Irene Lawrey and others modelled the partially completed cloak for a group of volunteer workers also present at the venue. It was explained that each pelt represents a teaching area of the University. Completed pelts include depiction of pharmacy, geology, archaeology, business, computing, hydrology and neurology.


Margaret Martino is shown burning in the design onto the pelt. After first sketching the design using either charcoal or light pencil, the pyrographic burner is used to carefully trace over the design leaving singed lines.


Jean Williamson, Loraine Padgham and Sandra Smith from the Museum Victoria were intensely concentrating on the stitching of the cloak. For this cloak, blanket stitch was selected because it created an interesting definition between pelts.


September 19, 0012

The First Astronomers

In the course of my work at Monash University I recently came in contact with Paul Curnow a renown astronomer at the Planetarium in Adelaide. Paul is passionately involved in promoting the Indigenous people of Australia as the very first astronomers.

Paul will be presenting a talk about Indigenous Astronomers at 8pm on Wednesday 8th October 2008 at the National Herbarium Building, Birdwood Avenue, Botanic Gardens, Melbourne. All are invited.

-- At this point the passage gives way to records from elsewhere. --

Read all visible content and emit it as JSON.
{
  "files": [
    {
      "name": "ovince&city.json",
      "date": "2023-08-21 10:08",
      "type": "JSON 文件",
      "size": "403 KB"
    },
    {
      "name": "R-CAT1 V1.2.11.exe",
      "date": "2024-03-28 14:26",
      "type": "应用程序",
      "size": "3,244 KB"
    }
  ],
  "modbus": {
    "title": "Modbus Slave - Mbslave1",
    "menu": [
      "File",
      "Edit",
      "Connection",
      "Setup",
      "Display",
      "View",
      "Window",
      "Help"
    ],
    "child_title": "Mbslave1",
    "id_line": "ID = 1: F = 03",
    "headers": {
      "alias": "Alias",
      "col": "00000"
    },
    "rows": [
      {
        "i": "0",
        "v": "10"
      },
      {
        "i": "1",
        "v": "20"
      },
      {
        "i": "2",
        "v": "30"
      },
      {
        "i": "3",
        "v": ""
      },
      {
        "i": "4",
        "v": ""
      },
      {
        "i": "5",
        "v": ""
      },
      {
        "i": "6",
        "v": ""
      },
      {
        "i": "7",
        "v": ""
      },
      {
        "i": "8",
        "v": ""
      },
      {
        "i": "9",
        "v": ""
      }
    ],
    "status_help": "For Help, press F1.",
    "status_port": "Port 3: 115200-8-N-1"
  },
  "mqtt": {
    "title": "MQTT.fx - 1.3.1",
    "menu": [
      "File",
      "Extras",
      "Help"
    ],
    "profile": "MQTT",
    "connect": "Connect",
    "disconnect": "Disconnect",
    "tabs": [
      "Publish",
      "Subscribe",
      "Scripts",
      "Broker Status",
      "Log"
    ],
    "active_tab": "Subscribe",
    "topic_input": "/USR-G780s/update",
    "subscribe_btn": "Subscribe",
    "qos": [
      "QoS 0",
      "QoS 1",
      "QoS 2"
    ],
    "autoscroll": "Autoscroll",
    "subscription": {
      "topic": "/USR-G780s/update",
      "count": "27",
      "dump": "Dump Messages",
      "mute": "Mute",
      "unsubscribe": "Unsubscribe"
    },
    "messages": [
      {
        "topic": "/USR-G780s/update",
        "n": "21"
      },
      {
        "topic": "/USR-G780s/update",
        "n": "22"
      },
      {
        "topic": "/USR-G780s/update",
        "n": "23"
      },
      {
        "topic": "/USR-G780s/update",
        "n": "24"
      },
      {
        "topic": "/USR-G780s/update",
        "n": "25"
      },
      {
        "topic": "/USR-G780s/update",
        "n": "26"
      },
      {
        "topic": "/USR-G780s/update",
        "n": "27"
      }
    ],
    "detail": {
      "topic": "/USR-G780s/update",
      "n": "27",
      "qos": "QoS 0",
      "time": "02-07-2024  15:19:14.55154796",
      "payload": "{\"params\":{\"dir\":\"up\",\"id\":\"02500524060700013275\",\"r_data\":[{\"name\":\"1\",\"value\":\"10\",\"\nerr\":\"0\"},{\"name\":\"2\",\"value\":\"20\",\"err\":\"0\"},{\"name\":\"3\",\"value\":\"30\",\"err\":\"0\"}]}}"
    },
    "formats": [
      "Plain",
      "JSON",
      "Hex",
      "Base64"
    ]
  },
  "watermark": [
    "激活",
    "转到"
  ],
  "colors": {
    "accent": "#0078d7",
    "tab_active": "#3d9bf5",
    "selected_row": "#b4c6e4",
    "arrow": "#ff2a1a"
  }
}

Find out more about Indigenous Astronomers from the following websites.

Aboriginal astronomers see emus in the sky.


Aboriginal Skies